Live Oak Trees: Spanish moss thrives on live oak trees due to their dense foliage and horizontal branching pattern. Spanish moss can significantly weigh down the tree’s branches and reduce sunlight exposure, affecting the overall growth of the oak.
Cypress Trees: Similarly, cypress trees are also commonly affected by Spanish moss. While clinging moss to its limbs does not necessarily damage the cypress, it can create issues when the tree is weak or stressed from other factors like drought or disease.
Pecan Trees: Another popular choice for Spanish moss is the pecan tree. Moss growth can inhibit sunlight from reaching the tree’s leaves and as a result, decrease photosynthesis. This can eventually lead to a reduction in fruit production for pecan farmers.
Remember that although Spanish moss is often found on these tree species, it doesn’t always indicate that the tree is in poor health or dying. If you notice Spanish moss on a tree on your property, it’s essential to monitor the tree’s overall health and promptly address any issues that arise to maintain its well-being.
Does Spanish Moss Kill Oak Trees?
In most cases, Spanish moss does not end up doing any harm to the trees. This is because it doesn’t take up any water or nutrients from the trees and only uses it to help them stay steady and to have it grow on the trees. Spanish moss absorbs nutrients from the air around it, keeping the tree healthy and harm-free.
However, oak trees may be a different story because most oak trees tend to have weak branches that are easily breakable. In some instances, the weight of the Spanish moss may end up breaking the branches, which then causes harm to the tree. So unless you don’t prefer how the moss looks on your tree or fear that it might damage it, the best thing to do is remove it.
Frequently Asked Questions
Can Spanish moss smother trees?
Yes, trees can be smothered by Spanish moss, but it is not common. Spanish moss is an epiphyte, which means it takes nutrients and water from the air, and does not harm the host tree directly. However, if the Spanish moss grows excessively on a tree, it can block sunlight from reaching the tree’s leaves, affecting its photosynthesis process.

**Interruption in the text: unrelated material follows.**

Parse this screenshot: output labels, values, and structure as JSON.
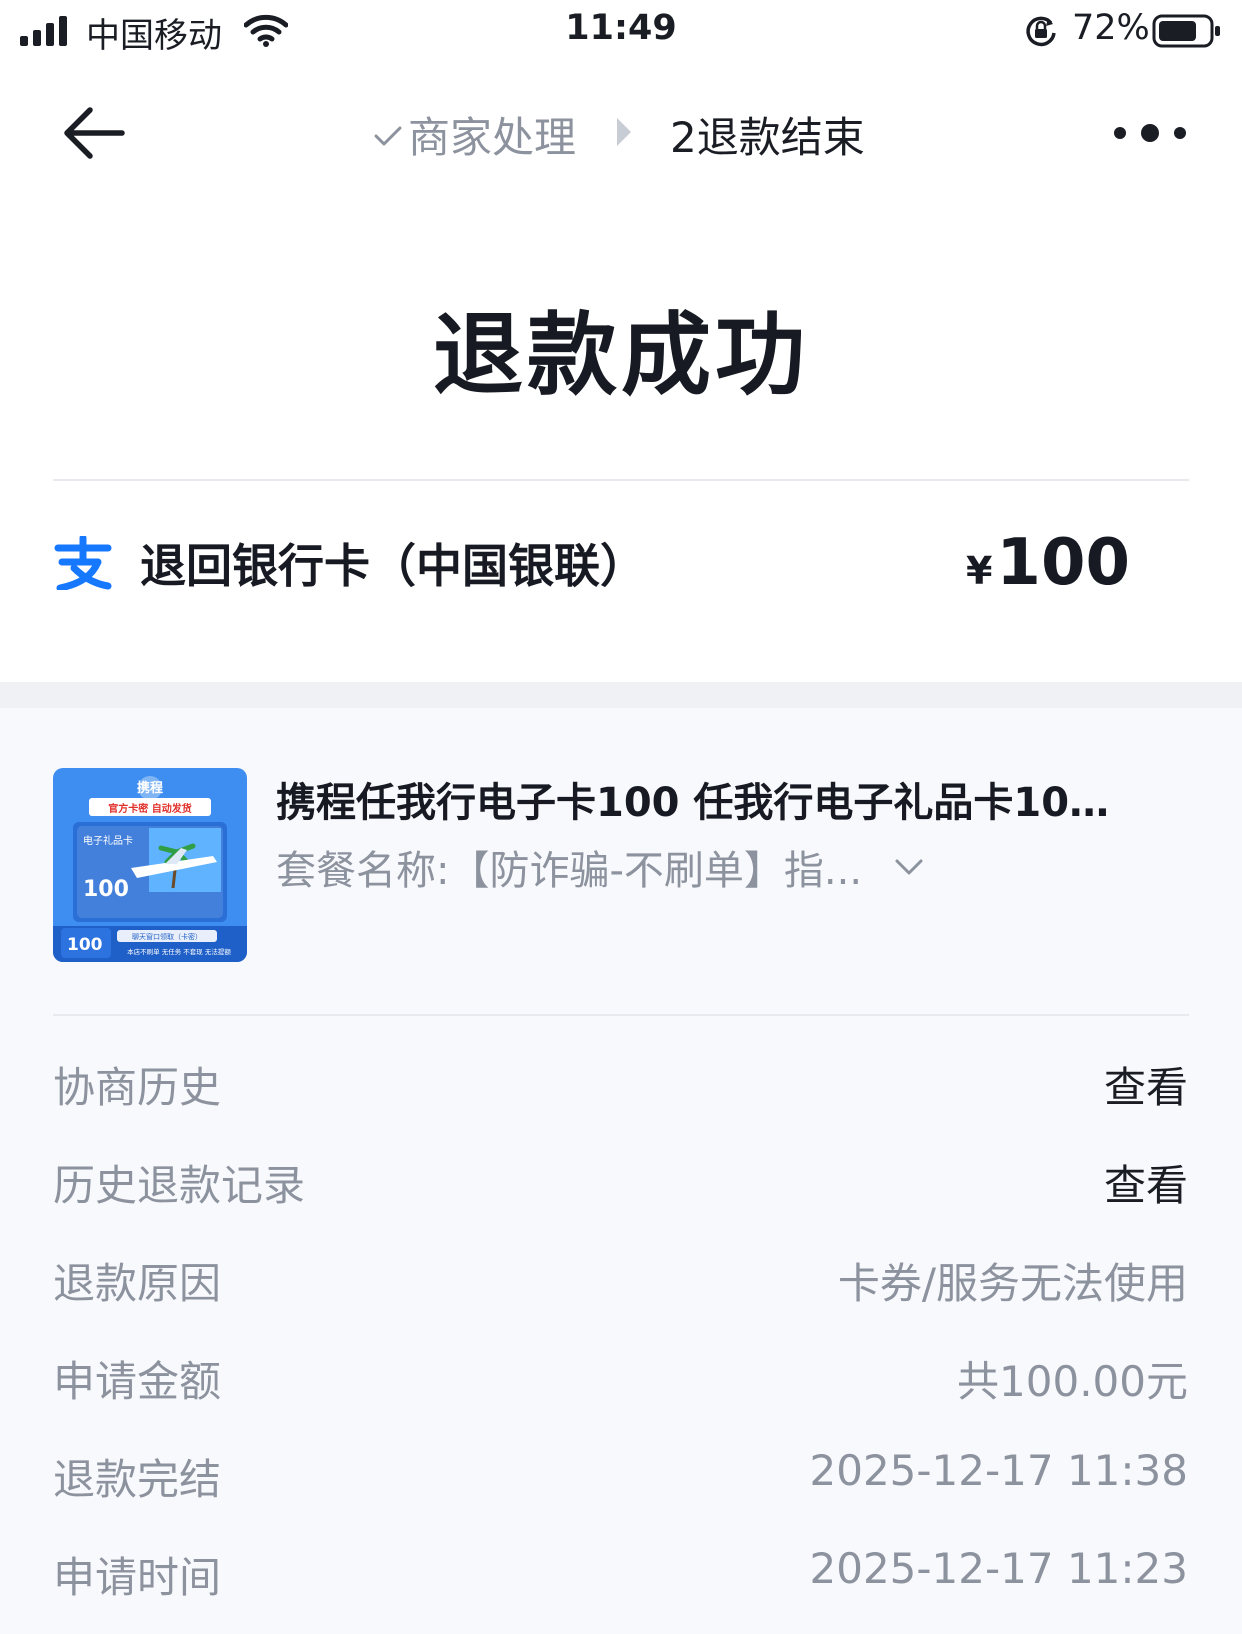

Why is Spanish moss considered harmful to trees?
Spanish moss can become harmful to trees when it grows in very dense populations, blocking sunlight and affecting the tree’s growth. In addition, it may increase the weight of branches, making them more susceptible to breaking, especially during storms and strong winds. Also, Spanish moss retains moisture, creating a damp environment that may encourage the growth of harmful fungi and bacteria on the bark or leaves of the host tree.
What are the benefits of having Spanish moss on trees?

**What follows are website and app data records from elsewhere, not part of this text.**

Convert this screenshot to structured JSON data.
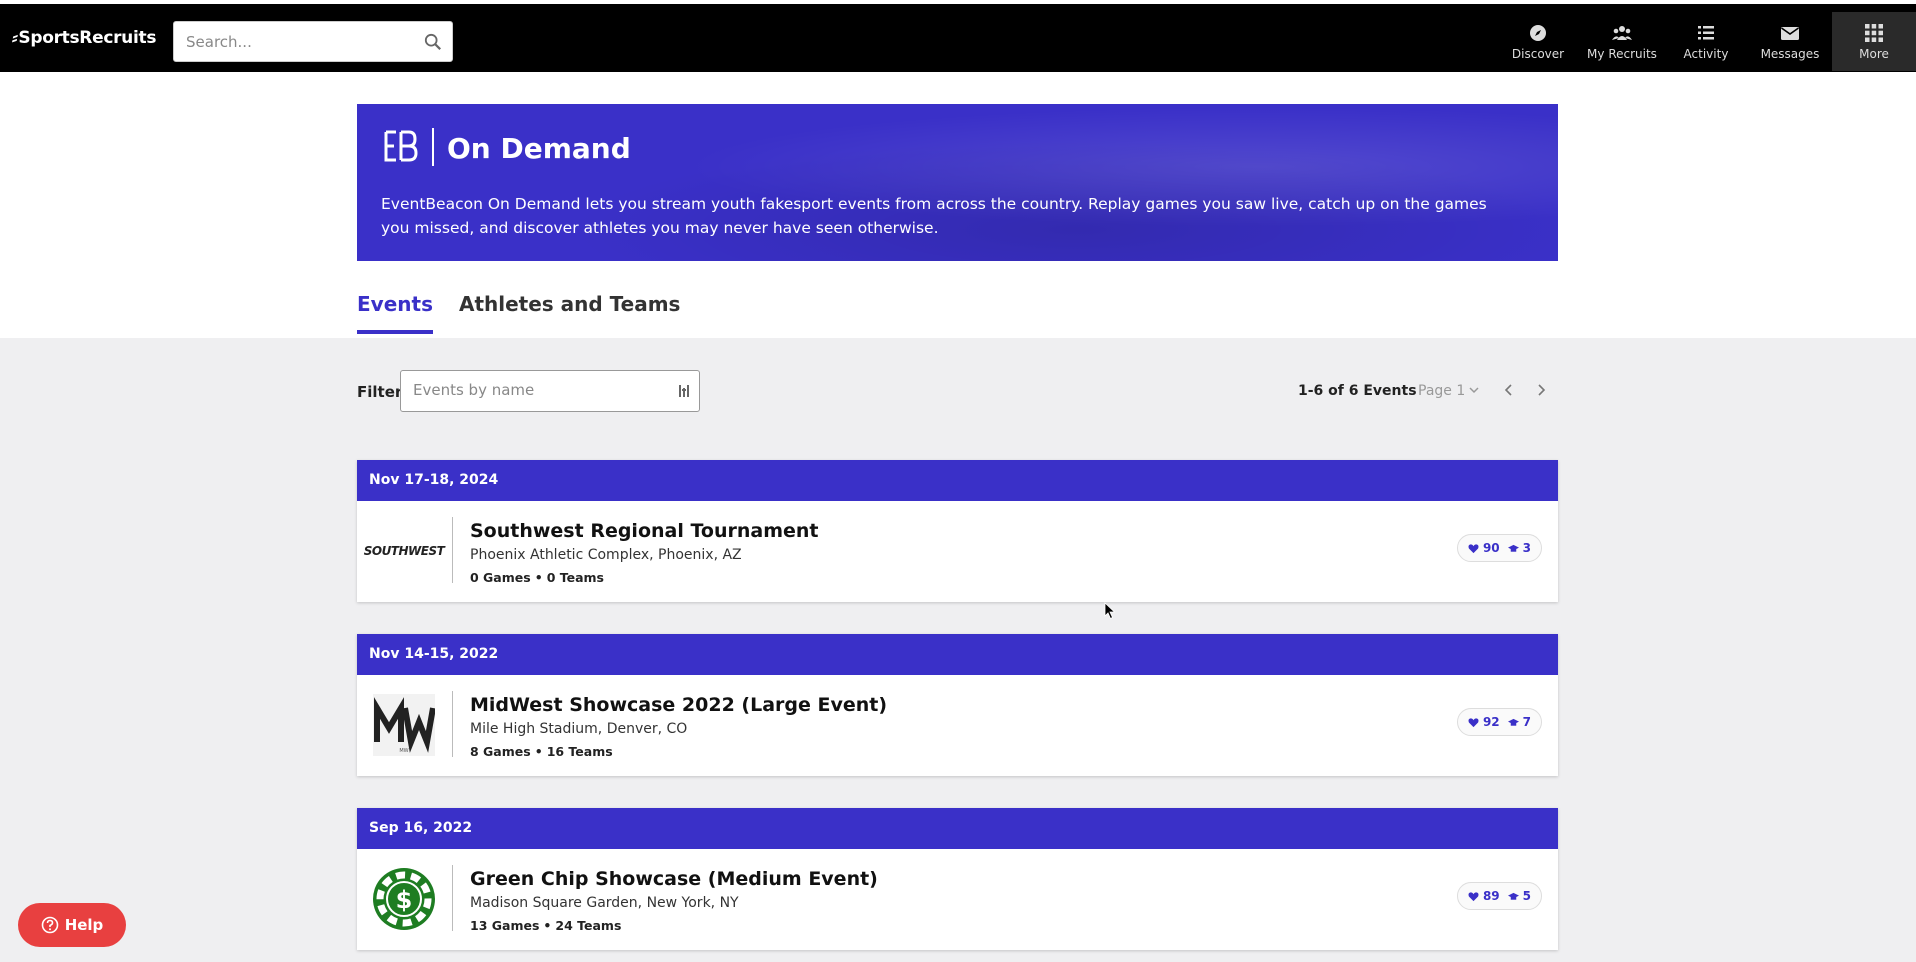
{
  "nav": {
    "logo": "SportsRecruits",
    "logo_mark": "⸗",
    "search_placeholder": "Search...",
    "items": [
      {
        "label": "Discover",
        "icon": "compass-icon"
      },
      {
        "label": "My Recruits",
        "icon": "users-icon"
      },
      {
        "label": "Activity",
        "icon": "list-icon"
      },
      {
        "label": "Messages",
        "icon": "envelope-icon"
      },
      {
        "label": "More",
        "icon": "grid-icon",
        "active": true
      }
    ]
  },
  "banner": {
    "title": "On Demand",
    "description": "EventBeacon On Demand lets you stream youth fakesport events from across the country. Replay games you saw live, catch up on the games you missed, and discover athletes you may never have seen otherwise.",
    "color": "#3a30c8"
  },
  "tabs": [
    {
      "label": "Events",
      "active": true
    },
    {
      "label": "Athletes and Teams",
      "active": false
    }
  ],
  "filter": {
    "label": "Filter",
    "placeholder": "Events by name"
  },
  "pager": {
    "count": "1-6 of 6 Events",
    "page": "Page 1"
  },
  "events": [
    {
      "date": "Nov 17-18, 2024",
      "logo": "SOUTHWEST",
      "title": "Southwest Regional Tournament",
      "location": "Phoenix Athletic Complex, Phoenix, AZ",
      "games": "0 Games",
      "teams": "0 Teams",
      "likes": "90",
      "recruits": "3"
    },
    {
      "date": "Nov 14-15, 2022",
      "logo": "MW",
      "title": "MidWest Showcase 2022 (Large Event)",
      "location": "Mile High Stadium, Denver, CO",
      "games": "8 Games",
      "teams": "16 Teams",
      "likes": "92",
      "recruits": "7"
    },
    {
      "date": "Sep 16, 2022",
      "logo": "$",
      "title": "Green Chip Showcase (Medium Event)",
      "location": "Madison Square Garden, New York, NY",
      "games": "13 Games",
      "teams": "24 Teams",
      "likes": "89",
      "recruits": "5"
    }
  ],
  "help": {
    "label": "Help",
    "color": "#e84040"
  }
}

There are several benefits to having Spanish moss on trees. First, it provides shelter for various small animals and insects, promoting biodiversity in your garden or property. Second, Spanish moss can help to retain moisture in the environment, acting as a natural humidifier in dry conditions. Furthermore, it can also act as air filters, absorbing pollutants like dust and improving air quality. Lastly, Spanish moss is visually appealing and can add character and charm to a landscape.
How does Spanish moss spread from tree to tree?
Spanish moss spreads mainly through wind and bird activity. When birds perch on trees with Spanish moss, the tiny seeds or dislodged fragments can attach to their feathers and are carried to other trees, where they can start to grow. Additionally, wind can carry the lightweight seeds and fragments over short distances, dispersing them in the surrounding area. Spanish moss reproduces both sexually through seed production and asexually as pieces of the moss break off and continue to grow on new hosts.
This blog covers the most frequently asked questions regarding Spanish Moss and its effect on trees. Overall, the Spanish moss has no harmful effects on the tree and only uses the tree as a surface to grow. It is also a plant that you may want as decoration indoors, as long as you take care of it properly and make sure it stays clean and hydrated